The circular economy
A circular economy is an alternative to a traditional linear economy (make, use, dispose) in which we keep resources in use for as long as possible, extract the maximum value from them whilst in use, then recover and regenerate products and materials at the end of each service life. Definition courtesy of www.wrap.org.uk
How can retailers react to this growing movement?
A starting point would be to ask your customers’ views. Are they aware and do they care? Depending on what you sell you might already have a good idea of the provenance of your product but do you communicate this to your customers? An environmental audit on your business processes will show where you can improve and is often a cost saving exercise. Then there’s the opportunities in selling more sustainable products. I’ll be expanding on this in a future blog post.
The last question – who is the conscious consumer?
The answer to this is probably anyone. There is no doubt that climate change exists and its impact is effecting and will effect everyone’s lives. Whether we think of ourselves as conscious consumers or not, we all fit into that category in some shape or form. People who recycle conscientiously, use a refillable water bottle, have a reusable coffee cup in their bag, mend something rather than buy a new one or try to reduce packaging when they shop are all conscious consumers. Social media has played a big role in raising awareness of single use plastic bottles and the pollution they cause. This consciousness will often lead to thinking about other ways to reduce our carbon footprint on the world.

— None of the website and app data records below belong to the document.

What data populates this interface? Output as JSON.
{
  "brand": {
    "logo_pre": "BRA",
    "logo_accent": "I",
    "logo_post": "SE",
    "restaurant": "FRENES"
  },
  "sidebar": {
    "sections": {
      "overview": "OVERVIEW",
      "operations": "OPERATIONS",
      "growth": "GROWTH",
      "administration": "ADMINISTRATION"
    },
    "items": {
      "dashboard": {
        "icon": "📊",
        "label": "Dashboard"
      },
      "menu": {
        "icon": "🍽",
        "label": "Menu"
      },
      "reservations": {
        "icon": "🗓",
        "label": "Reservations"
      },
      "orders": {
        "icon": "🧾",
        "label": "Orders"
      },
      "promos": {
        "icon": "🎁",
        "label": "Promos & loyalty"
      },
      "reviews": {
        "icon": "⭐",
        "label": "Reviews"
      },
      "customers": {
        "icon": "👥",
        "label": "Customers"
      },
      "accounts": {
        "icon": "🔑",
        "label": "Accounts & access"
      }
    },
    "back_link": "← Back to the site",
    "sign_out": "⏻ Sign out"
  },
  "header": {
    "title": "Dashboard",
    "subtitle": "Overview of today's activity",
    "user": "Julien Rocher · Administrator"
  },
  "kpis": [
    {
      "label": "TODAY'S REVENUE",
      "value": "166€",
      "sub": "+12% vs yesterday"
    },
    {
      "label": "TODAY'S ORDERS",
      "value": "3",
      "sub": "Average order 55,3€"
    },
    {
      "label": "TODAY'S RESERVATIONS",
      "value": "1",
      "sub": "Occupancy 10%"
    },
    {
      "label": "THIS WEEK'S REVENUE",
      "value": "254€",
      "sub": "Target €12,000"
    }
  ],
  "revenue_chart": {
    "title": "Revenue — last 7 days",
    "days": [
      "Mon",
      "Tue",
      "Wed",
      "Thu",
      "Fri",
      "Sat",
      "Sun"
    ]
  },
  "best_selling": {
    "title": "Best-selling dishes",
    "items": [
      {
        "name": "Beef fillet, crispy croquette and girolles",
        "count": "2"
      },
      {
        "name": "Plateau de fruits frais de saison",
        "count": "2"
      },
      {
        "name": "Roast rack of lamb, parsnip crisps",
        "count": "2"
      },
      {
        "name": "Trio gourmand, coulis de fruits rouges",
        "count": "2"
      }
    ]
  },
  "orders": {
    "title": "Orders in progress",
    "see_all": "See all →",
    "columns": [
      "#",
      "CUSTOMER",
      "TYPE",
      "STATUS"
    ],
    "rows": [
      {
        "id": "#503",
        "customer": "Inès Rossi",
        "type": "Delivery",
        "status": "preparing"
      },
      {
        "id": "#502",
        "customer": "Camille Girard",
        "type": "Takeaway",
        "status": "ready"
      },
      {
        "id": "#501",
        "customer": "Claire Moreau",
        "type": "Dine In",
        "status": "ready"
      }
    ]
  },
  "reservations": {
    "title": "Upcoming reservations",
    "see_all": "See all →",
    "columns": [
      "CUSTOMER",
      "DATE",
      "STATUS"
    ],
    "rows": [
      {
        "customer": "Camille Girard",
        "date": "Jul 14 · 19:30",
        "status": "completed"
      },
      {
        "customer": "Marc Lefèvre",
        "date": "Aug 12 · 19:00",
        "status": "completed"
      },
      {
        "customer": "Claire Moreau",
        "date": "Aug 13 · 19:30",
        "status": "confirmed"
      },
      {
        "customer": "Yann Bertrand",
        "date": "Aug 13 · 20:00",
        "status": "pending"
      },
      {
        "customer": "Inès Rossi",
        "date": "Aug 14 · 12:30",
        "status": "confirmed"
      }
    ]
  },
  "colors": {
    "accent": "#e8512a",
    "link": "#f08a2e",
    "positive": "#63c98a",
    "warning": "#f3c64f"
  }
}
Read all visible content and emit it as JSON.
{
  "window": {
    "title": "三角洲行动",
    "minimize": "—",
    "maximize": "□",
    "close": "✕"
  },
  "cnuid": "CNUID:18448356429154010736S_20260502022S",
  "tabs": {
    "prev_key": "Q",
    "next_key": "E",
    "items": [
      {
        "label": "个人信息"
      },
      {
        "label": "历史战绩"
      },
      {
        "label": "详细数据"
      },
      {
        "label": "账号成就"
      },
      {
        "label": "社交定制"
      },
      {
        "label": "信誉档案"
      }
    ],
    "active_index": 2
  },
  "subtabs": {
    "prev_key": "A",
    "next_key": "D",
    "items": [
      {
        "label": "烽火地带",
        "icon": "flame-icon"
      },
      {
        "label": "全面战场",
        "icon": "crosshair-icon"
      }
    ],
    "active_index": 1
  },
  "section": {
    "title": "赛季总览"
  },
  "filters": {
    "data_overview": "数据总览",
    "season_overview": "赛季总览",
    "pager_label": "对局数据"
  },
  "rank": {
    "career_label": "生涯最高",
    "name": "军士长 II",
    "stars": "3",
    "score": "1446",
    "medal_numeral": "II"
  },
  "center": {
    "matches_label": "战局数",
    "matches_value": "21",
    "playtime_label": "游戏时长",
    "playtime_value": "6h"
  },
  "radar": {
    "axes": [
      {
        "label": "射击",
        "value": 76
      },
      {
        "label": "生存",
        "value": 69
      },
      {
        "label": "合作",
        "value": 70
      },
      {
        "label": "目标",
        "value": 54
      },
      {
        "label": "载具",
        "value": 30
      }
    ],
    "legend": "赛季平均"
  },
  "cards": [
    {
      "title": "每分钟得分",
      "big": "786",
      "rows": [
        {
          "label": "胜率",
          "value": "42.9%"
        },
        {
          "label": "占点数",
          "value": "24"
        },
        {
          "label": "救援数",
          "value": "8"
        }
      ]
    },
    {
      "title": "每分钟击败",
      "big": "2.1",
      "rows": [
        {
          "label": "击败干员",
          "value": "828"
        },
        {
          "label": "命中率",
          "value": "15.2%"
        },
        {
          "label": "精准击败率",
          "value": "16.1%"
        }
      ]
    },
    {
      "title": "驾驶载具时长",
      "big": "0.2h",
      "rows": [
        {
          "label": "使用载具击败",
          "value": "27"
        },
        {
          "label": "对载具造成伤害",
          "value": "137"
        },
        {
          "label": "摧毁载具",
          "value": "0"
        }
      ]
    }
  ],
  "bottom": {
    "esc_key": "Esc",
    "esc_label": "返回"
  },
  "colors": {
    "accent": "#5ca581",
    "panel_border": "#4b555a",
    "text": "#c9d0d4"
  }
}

Like many big issues there is not one solution. Small personal changes will help to change the culture of how we consume. However, business also has a role to provide us with the information and choices to be able to make those changes.